        The CASO report goes all the way to the filthy, corrupted bones of Wisconsin DoJ and MTSO (Manitowoc County Sheriff Department).

        The bones that were found in the burn pit/barrels have never been conclusive in proving it belonged to Teresa Halbach. In fact, MOST of the bones are actually a mixture of avian and other animal types. LOL!!!

        How can one murder have two separate crime scenes? How, if the cremains belonged to the victim, could Kratz claim that she was raped, had her throat sliced open, bleeding everywhere, stabbed in the belly, hair chopped off, bullets to her head and body?

        Other than a coerced confession, there has never been conclusive proof. Any “evidences found” has been proven to be planted.

        But one thing that I can agree with the pair of you is… Brendan is definitely innocent and all those involved in his incarceration ought to be brought to justice.

  9. Bre says:

    Dassey was the one I really felt sorry for. I don’t know if Avery guilty or not but he seemed to not care about his nephew at all during the trials.
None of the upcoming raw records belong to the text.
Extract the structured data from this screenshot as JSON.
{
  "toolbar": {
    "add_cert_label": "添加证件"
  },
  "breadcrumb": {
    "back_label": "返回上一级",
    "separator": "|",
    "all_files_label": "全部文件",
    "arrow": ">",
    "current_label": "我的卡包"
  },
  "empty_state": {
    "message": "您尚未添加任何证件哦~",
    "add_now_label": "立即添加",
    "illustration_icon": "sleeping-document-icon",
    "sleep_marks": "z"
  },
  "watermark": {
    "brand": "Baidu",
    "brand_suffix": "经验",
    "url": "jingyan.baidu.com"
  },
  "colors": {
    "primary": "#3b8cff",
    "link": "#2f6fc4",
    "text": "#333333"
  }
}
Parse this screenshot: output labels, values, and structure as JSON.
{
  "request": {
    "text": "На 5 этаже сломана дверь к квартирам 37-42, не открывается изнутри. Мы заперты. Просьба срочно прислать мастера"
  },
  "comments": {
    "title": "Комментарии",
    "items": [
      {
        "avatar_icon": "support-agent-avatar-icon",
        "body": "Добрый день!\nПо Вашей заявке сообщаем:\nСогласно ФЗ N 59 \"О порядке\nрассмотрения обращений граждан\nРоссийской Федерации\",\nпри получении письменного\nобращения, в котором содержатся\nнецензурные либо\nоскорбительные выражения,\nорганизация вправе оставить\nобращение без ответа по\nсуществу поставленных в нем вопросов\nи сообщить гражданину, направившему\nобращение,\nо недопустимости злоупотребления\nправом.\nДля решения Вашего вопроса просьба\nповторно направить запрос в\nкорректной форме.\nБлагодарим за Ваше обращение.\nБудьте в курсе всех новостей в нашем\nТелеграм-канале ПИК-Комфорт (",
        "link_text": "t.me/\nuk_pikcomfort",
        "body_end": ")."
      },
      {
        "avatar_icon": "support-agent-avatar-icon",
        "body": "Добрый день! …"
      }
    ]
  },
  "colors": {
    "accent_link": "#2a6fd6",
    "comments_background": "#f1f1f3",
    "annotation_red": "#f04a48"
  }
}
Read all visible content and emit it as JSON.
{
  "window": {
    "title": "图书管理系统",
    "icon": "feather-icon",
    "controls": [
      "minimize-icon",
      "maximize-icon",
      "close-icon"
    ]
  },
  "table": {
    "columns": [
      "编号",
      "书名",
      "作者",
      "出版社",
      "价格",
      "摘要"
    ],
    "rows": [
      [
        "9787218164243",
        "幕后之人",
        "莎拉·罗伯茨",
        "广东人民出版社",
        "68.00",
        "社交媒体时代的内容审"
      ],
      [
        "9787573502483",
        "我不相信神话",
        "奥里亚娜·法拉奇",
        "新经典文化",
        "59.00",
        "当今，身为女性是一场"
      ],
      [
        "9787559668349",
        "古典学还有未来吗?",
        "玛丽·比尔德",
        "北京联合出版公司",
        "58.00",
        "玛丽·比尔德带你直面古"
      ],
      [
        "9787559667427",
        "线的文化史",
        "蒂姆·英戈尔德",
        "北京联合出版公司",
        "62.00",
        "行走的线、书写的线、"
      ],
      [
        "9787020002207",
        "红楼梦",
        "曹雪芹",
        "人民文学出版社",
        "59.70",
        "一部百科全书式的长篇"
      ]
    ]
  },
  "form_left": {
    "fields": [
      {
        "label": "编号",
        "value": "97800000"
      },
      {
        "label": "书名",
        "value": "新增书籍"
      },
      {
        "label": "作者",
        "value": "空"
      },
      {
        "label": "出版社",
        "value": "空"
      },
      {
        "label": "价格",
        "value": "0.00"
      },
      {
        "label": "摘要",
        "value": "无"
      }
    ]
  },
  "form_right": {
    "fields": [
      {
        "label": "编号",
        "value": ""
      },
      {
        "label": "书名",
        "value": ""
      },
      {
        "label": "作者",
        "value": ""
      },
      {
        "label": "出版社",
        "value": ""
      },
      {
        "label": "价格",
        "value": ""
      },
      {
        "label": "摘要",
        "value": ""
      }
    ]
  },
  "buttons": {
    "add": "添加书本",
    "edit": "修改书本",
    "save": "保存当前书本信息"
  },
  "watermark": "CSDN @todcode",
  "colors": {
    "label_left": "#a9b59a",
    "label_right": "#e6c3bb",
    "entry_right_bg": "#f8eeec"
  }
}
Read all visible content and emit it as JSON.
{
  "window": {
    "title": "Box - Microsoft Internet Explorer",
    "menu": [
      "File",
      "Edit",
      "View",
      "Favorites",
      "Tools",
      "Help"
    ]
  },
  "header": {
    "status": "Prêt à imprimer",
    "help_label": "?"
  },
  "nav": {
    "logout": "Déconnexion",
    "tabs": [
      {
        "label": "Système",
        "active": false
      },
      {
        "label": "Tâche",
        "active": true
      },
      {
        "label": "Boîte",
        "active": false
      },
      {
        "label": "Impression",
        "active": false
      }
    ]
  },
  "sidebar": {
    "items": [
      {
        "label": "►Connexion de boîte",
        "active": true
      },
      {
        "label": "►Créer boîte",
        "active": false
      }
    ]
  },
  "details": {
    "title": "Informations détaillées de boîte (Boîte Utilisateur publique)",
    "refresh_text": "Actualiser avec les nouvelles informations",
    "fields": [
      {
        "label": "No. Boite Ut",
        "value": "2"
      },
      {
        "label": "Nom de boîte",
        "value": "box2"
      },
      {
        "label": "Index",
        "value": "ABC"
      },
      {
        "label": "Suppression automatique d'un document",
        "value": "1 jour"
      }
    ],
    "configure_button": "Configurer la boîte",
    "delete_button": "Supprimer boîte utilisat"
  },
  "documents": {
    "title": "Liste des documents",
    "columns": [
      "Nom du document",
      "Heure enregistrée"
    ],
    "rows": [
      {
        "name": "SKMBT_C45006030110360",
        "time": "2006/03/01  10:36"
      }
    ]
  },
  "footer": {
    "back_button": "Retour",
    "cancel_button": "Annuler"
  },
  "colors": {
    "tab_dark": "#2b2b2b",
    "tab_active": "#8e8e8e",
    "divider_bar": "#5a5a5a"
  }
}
His parents (Dassey’s grandparents) also seemed more focused on Avery’s trial than Dassey.

  10. rosie says:

    Poor Brendan, ten years lost, but in a way he should be grateful he wasn’t left to rot away in jail. It was so hard to watch him being manipulated during the interrogation. It’s unbelievable that these kind of miscarriages of justice still happen.

  11. Mark says:

    He might have to face a wrongfull death suite by the victms relatives, since they can make him an acomplice in a murder chase. It will be like O.J. Simpson, who lost such a lawsuite.